For example:

<issue url="https://example.com/bugzilla/12345">bz#12345</issue>

If type is generic or unspecified, the element’s value is a free-form issue identifier, and the url property must be specified. The issue identifier should be shorthand for an issue in the project’s bug tracker, and it does not have to be globally unique. It should be human readable, but does not have to be appropriate for non-technical audiences.

For example:

  <issue type="cve">CVE-2021-28153</issue>
  <issue url="https://cve.mitre.org/cgi-bin/cvename.cgi?name=CVE-2021-27218">CVE-2021-27218</issue>

The artifacts child tag contains information about downloadable release artifacts. It itself contains the artifacts as artifact children. Each artifact tag must have a type property with the value of either binary or source to indicate whether the artifact is the releases' source-code or a binary distribution.

In case of a binary type, an optional platform property may also be set, containing a platform triplet (also known as normalized GNU triplet), such as x86_64-linux-gnu. Refer to Debian multiarch tuples (https://wiki.debian.org/Multiarch/Tuples#Used_solution) for more information on normalized GNU triplets, and AppStream's platforms.yml (https://github.com/ximion/appstream/blob/master/data/platforms.yml) for the triplet parts AppStream currently recognizes. Note that AppStream only supports strictly three-part triplets in the form of arch-oskernel-osenvironment. Parts of the triplets which do not apply can be replaced with any.

Binary artifacts may also have a bundle property to indicate the bundling system the binary distribution is made for. Refer to the bundle types in <bundle/> for a list of possible values. Each artifact can have a number of children:
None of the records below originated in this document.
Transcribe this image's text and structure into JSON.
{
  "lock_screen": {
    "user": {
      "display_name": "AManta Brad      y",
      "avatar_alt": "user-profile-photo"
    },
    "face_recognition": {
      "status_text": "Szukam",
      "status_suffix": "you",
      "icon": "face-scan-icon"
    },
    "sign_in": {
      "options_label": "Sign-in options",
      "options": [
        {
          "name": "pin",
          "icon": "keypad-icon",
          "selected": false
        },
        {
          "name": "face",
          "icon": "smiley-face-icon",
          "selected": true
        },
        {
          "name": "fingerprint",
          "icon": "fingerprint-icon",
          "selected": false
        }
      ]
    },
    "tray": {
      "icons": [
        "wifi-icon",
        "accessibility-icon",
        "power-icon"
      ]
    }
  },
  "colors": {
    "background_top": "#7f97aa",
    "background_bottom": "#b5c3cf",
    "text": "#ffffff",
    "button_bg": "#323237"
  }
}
Each artifact must have a location child, denoting the web location (HTTP or HTTPS) where it can be downloaded from. Multiple location tags are allowed to make it possible to have mirror options to download the same artifact from.


At least one checksum child must be present to contain the checksum of the released artifact. The <checksum/> tag has a type attribute, containing the name of the hash function that was used to create it. Currently aupported values (and hash sums) are: sha1, sha256, blake2b and blake2s. For most purposes (on 64-bit machines), using BLAKE2b (https://blake2.net) via the b2sum utility from GNU Coreutils is a good choice.


One or multiple size tags may also be present, which define the installed and download size of this component release artifact. The size type is defined via a type property on the size tag, and may assume the value download or installed. The size itself is set as the value and must be given in bytes.


An artifact may have a filename child, containing a non-absolute filename that the artifact may be stored under. The file name is only a naming hint and applications are not required to follow it when downloading the file. If no filename tag is present, a file name may be generated from the artifact location URL. This tag must only appear once.